Katie Timms is undertaking a PhD in Tissue Engineering and Regenerative Medicine at the University of Leeds’ Institute of Medical & Biological Engineering, following her undergraduate degree in Medical Sciences (2015), also from the University of Leeds. In this post she explains why she chose to do a secondment during her PhD and how networking and her proactive approach helped her to secure it.
Why did I decide to undertake a secondment?
Browsing through twitter one afternoon I came across a poster describing alternative careers for scientists, based on the Science Council’s ’10 type of scientists’. In case you were wondering, there’s a quiz on the Science Council’s website! I have always been interested in science and research, but was curious about the alternative careers available following my PhD. Continue reading
This week, Psychology student Chloe talks about her experience of securing a placement by directly approaching the employer. She goes into a bit of detail about her role at Virgin Active and how contacting them helped her land an exciting placement position. If you’re struggling to find any advertised opportunities that you’re genuinely interested in, this post can show you an alternative approach to the conventional application process.
I was lucky enough to be given the opportunity to complete a year placement role unique to any others I had seen advertised. I was given multiple job roles and training with the global company of Virgin Active. During my placement I was given the opportunity to take up the front of house role, the membership sales consultant role and also shadow and assist the service managers during team meetings and in the work place. The job roles varied but they all required constant face-to-face customer contact. As a consequence I had to quickly develop my communication and customer service skills. All of the job roles were very demanding and thus required me to be able to quickly adapt and be versatile. This is because some days I could switch between all of these three job roles in just one day. Although difficult, I found this very rewarding as the more challenges I overcome in one job role, helped me thrive in another.
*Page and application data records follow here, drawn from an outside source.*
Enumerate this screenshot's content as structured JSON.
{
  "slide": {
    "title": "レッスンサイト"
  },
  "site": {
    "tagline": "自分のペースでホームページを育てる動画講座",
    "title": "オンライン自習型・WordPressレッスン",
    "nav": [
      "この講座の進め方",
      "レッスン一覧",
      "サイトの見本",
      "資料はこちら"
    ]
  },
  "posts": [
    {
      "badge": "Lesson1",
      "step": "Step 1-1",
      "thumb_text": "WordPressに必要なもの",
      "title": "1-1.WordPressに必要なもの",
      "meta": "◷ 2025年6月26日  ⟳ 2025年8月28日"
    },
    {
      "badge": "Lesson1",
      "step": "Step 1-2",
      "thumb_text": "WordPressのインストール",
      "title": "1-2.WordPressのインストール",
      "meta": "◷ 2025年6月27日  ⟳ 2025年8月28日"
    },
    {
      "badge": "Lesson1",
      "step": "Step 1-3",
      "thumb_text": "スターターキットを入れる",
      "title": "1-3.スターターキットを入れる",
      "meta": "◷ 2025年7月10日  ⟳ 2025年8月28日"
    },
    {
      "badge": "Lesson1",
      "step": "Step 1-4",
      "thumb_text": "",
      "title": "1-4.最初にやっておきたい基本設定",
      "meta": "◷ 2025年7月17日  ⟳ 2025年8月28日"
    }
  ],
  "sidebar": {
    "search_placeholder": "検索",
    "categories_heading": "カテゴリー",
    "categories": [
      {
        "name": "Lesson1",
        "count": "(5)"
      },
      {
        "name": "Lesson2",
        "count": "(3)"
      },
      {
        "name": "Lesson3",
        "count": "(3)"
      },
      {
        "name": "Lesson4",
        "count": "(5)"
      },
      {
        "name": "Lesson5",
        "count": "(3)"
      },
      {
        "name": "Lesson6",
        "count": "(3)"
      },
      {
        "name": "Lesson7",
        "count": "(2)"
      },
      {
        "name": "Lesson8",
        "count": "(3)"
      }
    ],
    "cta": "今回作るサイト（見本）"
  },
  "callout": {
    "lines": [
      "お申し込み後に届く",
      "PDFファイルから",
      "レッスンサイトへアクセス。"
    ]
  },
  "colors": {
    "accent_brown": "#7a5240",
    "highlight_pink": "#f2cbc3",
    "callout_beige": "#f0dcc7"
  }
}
This is the final post in our 3-part mini series outlining 3 key ways LinkedIn can help you find potential employers, whether this be for jobs, experience or placements.
You may already have a dream employer in mind, but are struggling to identify similar organisations to broaden your options. This can be particularly difficult if your interests are quite niche. This post shows how you can use two features of LinkedIn to do this.
Part 1 of the series outlines how the advanced people search function can help you identify potential employers.
Part 2 of the series outlines how you can use the company search feature to identify employers by location and sector.
Whether you’re looking for experience, placements or a graduate job, it can sometimes be hard to identify potential relevant employers. This is particularly so if you’re looking outside of the large multi-national organisations. Opportunities with other types of employers, or in other sectors, may not be as widely advertised, and many people actually find jobs and experience by pro-actively approaching employers of interest on a speculative basis. Continue reading
Whether you’re looking for experience, placements or a graduate job, it can sometimes be hard to identify potential relevant employers. This is particularly so if you’re looking outside of the large multi-national organisations. Opportunities with other types of employers, or in other sectors, may not be as widely advertised, and many people actually find jobs and experience by pro-actively approaching employers of interest on a speculative basis. In this 3-part mini series, we’ll show you 3 easy ways you can leverage LinkedIn to identify potential employers of interest.
You can view part 2 here and Part 3 here.
In this first post, I’m going to outline how the ‘Advanced people search’ function of LinkedIn can help you to identify potential employers. This is particularly useful if you have an idea of the type of role in which you’re interested. If you have a sector of interest, but aren’t sure on what types of job there are, you can also use the advanced search function of LinkedIn to help. See our short video tutorial for how to do this. Continue reading
I am Julia and I am working full time as the Account Executive Intern for a small Yorkshire-based advertising agency, SHARP. At the time of writing I’m just over three months into the placement.
Anastacia Kruglova is a BSc Environmental Science student, currently on a year in industry with Building Engineering Company, Couch Perry Wilkes. Here she shares her experiences of searching for and securing a placement, along with her tips for other students.
My name is Anastacia and this year I am undertaking a placement year in CouchPerryWilkes engineering company as a part of my BSc Environmental Science. Some of my duties include thermal modelling of buildings, low-carbon technologies application and assessment of energy efficiency. Initially, I had not really considered working in the Engineering sector, however, thanks to my placement I have realised that there are lots of sectors where such a degree like mine can be applied. A placement is a fantastic opportunity to apply theoretical knowledge, gain vital skills and build networks. All these and many other perks might arise thanks to placement. There are lots of good placements out there, however, I found that it can take a while to find a good one. Continue reading